# Assigned task
Pick out all lines with the word "label" from the records that follow.

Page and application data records
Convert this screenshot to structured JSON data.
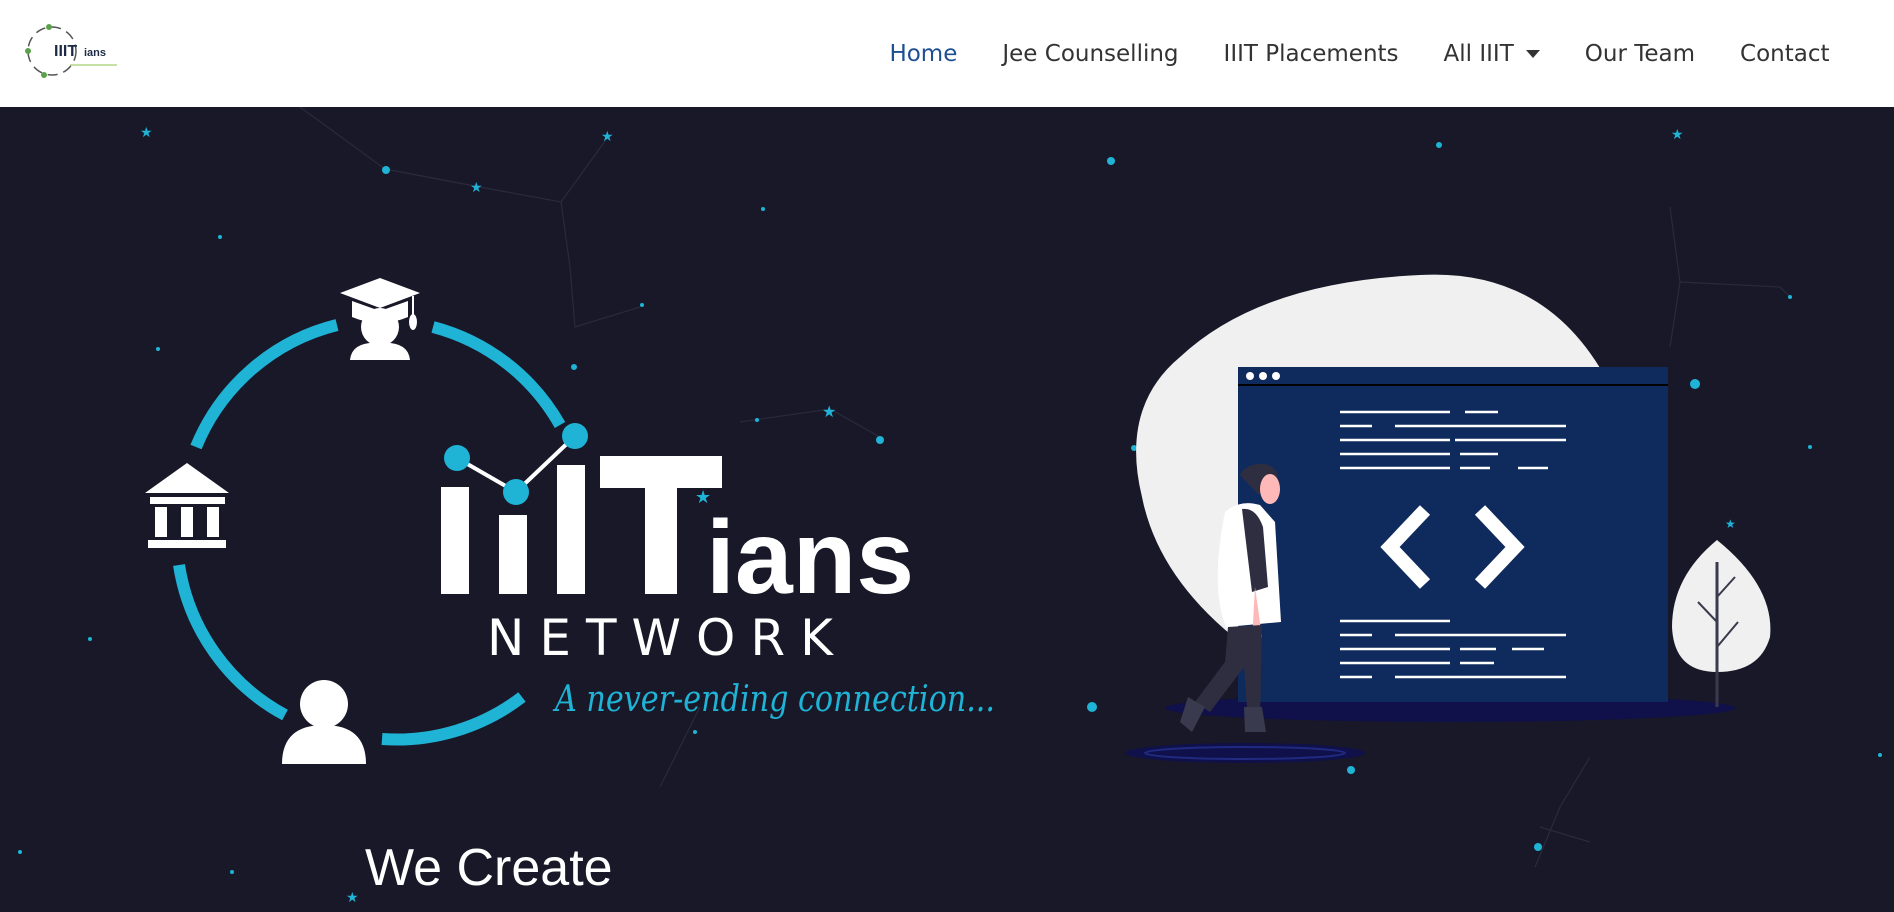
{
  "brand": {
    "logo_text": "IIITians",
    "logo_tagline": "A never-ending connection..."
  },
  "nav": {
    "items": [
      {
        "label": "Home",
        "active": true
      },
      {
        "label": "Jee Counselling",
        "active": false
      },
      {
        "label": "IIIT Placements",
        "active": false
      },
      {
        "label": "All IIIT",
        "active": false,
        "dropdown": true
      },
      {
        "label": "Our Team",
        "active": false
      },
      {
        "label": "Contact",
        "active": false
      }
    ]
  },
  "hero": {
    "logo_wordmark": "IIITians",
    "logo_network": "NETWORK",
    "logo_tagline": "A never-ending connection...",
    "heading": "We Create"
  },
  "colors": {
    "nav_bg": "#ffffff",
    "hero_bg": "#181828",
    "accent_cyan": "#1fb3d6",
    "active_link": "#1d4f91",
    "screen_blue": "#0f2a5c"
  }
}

# Result of this task
        "label": "Home",
        "label": "Jee Counselling",
        "label": "IIIT Placements",
        "label": "All IIIT",
        "label": "Our Team",
        "label": "Contact",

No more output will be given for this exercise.